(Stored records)
※ ※ ※

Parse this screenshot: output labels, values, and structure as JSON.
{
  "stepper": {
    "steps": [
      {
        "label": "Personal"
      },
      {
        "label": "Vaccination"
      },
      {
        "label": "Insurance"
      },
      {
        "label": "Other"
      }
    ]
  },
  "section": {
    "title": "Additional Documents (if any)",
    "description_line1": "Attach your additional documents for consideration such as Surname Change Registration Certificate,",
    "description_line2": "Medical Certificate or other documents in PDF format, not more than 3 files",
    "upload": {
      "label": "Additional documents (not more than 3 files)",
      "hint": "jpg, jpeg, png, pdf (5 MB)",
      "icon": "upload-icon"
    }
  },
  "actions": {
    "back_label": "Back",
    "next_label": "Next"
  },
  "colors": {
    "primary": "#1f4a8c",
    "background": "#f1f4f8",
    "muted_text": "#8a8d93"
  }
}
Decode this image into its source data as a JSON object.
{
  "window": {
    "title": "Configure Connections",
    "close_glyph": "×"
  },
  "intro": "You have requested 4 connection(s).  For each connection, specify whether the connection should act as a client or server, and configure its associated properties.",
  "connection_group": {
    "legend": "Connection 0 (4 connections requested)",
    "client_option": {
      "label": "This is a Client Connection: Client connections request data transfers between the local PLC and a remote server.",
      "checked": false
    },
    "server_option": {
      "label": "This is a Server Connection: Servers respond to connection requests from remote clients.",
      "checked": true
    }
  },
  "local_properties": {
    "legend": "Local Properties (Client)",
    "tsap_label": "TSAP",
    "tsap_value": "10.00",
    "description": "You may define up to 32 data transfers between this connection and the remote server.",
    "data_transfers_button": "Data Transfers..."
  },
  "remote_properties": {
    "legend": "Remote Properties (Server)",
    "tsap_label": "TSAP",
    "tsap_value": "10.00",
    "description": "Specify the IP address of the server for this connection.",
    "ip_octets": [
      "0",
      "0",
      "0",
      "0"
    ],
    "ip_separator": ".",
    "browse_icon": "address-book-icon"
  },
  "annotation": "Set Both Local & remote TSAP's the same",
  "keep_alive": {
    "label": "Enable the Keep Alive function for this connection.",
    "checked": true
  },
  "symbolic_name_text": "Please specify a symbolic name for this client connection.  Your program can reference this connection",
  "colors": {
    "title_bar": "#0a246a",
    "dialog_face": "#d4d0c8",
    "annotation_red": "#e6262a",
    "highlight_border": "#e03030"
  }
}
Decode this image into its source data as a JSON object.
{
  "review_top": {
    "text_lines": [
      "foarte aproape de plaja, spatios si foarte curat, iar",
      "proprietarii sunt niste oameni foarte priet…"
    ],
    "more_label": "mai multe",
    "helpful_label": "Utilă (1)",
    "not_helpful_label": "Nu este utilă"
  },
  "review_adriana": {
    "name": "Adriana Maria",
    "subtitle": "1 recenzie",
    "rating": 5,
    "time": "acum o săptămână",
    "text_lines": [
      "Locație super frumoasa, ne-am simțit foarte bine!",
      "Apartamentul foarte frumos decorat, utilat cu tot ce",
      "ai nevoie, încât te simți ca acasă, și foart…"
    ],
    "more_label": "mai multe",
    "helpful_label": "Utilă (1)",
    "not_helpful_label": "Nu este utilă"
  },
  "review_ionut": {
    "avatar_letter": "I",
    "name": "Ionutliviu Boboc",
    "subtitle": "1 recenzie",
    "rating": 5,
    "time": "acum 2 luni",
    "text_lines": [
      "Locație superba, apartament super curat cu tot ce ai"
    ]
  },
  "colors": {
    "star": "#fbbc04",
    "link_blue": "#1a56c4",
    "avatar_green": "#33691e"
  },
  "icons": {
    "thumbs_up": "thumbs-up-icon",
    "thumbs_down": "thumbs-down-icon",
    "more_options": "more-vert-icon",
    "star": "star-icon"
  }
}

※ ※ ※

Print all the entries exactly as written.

## WORKED SOLUTION
Parse this screenshot: output labels, values, and structure as JSON.
{
  "stepper": {
    "steps": [
      {
        "label": "Personal"
      },
      {
        "label": "Vaccination"
      },
      {
        "label": "Insurance"
      },
      {
        "label": "Other"
      }
    ]
  },
  "section": {
    "title": "Additional Documents (if any)",
    "description_line1": "Attach your additional documents for consideration such as Surname Change Registration Certificate,",
    "description_line2": "Medical Certificate or other documents in PDF format, not more than 3 files",
    "upload": {
      "label": "Additional documents (not more than 3 files)",
      "hint": "jpg, jpeg, png, pdf (5 MB)",
      "icon": "upload-icon"
    }
  },
  "actions": {
    "back_label": "Back",
    "next_label": "Next"
  },
  "colors": {
    "primary": "#1f4a8c",
    "background": "#f1f4f8",
    "muted_text": "#8a8d93"
  }
}
Decode this image into its source data as a JSON object.
{
  "window": {
    "title": "Configure Connections",
    "close_glyph": "×"
  },
  "intro": "You have requested 4 connection(s).  For each connection, specify whether the connection should act as a client or server, and configure its associated properties.",
  "connection_group": {
    "legend": "Connection 0 (4 connections requested)",
    "client_option": {
      "label": "This is a Client Connection: Client connections request data transfers between the local PLC and a remote server.",
      "checked": false
    },
    "server_option": {
      "label": "This is a Server Connection: Servers respond to connection requests from remote clients.",
      "checked": true
    }
  },
  "local_properties": {
    "legend": "Local Properties (Client)",
    "tsap_label": "TSAP",
    "tsap_value": "10.00",
    "description": "You may define up to 32 data transfers between this connection and the remote server.",
    "data_transfers_button": "Data Transfers..."
  },
  "remote_properties": {
    "legend": "Remote Properties (Server)",
    "tsap_label": "TSAP",
    "tsap_value": "10.00",
    "description": "Specify the IP address of the server for this connection.",
    "ip_octets": [
      "0",
      "0",
      "0",
      "0"
    ],
    "ip_separator": ".",
    "browse_icon": "address-book-icon"
  },
  "annotation": "Set Both Local & remote TSAP's the same",
  "keep_alive": {
    "label": "Enable the Keep Alive function for this connection.",
    "checked": true
  },
  "symbolic_name_text": "Please specify a symbolic name for this client connection.  Your program can reference this connection",
  "colors": {
    "title_bar": "#0a246a",
    "dialog_face": "#d4d0c8",
    "annotation_red": "#e6262a",
    "highlight_border": "#e03030"
  }
}
Decode this image into its source data as a JSON object.
{
  "review_top": {
    "text_lines": [
      "foarte aproape de plaja, spatios si foarte curat, iar",
      "proprietarii sunt niste oameni foarte priet…"
    ],
    "more_label": "mai multe",
    "helpful_label": "Utilă (1)",
    "not_helpful_label": "Nu este utilă"
  },
  "review_adriana": {
    "name": "Adriana Maria",
    "subtitle": "1 recenzie",
    "rating": 5,
    "time": "acum o săptămână",
    "text_lines": [
      "Locație super frumoasa, ne-am simțit foarte bine!",
      "Apartamentul foarte frumos decorat, utilat cu tot ce",
      "ai nevoie, încât te simți ca acasă, și foart…"
    ],
    "more_label": "mai multe",
    "helpful_label": "Utilă (1)",
    "not_helpful_label": "Nu este utilă"
  },
  "review_ionut": {
    "avatar_letter": "I",
    "name": "Ionutliviu Boboc",
    "subtitle": "1 recenzie",
    "rating": 5,
    "time": "acum 2 luni",
    "text_lines": [
      "Locație superba, apartament super curat cu tot ce ai"
    ]
  },
  "colors": {
    "star": "#fbbc04",
    "link_blue": "#1a56c4",
    "avatar_green": "#33691e"
  },
  "icons": {
    "thumbs_up": "thumbs-up-icon",
    "thumbs_down": "thumbs-down-icon",
    "more_options": "more-vert-icon",
    "star": "star-icon"
  }
}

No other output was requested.